Saudi Arabia will withdraw 21 cadets receiving military training in the United States following a U.S. investigation into a Saudi officer’s fatal shooting of three Americans at a Florida naval base that U.S. Attorney General William Barr on Monday branded an act of terrorism.
The servicemen are not accused of aiding the 21-year old Saudi Air Force lieutenant. But US Attorney General William Barr said the cadets were found to have had jihadist material and indecent images of children in their possession.
Three sailors were killed and eight wounded in the 6 December attack.
Training for Saudi servicemen was put on hold in the US after the attack.
Mr Barr told a news conference on Monday that the shooting at Naval Air Station Pensacola had been an “act of terrorism”. He said he had asked Apple to unlock two iPhones that belonged to the gunman, who was killed by police in the attack. The gunman fired a bullet into one phone in an effort to destroy it, Mr Barr said, but FBI investigators were able to restore the device.
The Dec. 6 attack further complicated U.S.-Saudi relations at a time of heightened tensions between the United States and Iran, Saudi Arabia’s regional rival.
Barr provided previously undisclosed details about Alshamrani’s actions before the shooting.
During a news conference, Barr – the top U.S. law enforcement official – said there was no evidence that Alshamrani had received assistance from other Saudi trainees or that any of them had knowledge in advance of the attack.
He indicated that it was Saudi Arabia that withdrew the cadets, rather than the United States formally expelling them, and said the Saudi authorities told him they would consider filing criminal charges against them.
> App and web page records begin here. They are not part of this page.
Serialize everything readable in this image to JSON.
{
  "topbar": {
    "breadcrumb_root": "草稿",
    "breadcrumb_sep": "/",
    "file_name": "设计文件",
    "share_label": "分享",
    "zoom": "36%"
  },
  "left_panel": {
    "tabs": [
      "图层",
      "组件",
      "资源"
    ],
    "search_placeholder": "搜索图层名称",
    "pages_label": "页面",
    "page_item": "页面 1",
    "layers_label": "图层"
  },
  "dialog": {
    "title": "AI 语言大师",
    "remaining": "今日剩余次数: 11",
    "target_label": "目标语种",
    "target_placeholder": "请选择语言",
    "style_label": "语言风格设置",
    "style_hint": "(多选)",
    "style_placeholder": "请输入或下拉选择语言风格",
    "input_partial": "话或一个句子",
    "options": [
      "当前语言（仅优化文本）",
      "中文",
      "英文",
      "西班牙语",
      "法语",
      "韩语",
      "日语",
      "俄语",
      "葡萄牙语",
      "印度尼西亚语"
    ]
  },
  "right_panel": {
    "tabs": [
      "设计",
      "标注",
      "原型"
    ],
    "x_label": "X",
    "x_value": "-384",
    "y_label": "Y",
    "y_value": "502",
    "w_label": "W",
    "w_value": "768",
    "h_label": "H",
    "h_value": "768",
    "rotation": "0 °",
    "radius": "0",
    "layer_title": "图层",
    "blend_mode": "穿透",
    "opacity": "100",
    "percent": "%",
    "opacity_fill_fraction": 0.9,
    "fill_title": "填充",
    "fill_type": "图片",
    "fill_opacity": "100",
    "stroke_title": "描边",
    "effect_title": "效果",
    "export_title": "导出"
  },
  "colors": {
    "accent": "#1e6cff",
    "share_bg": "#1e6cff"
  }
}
A Justice Department official, briefing reporters on condition of anonymity, said U.S. officials agreed with the decision to withdraw them.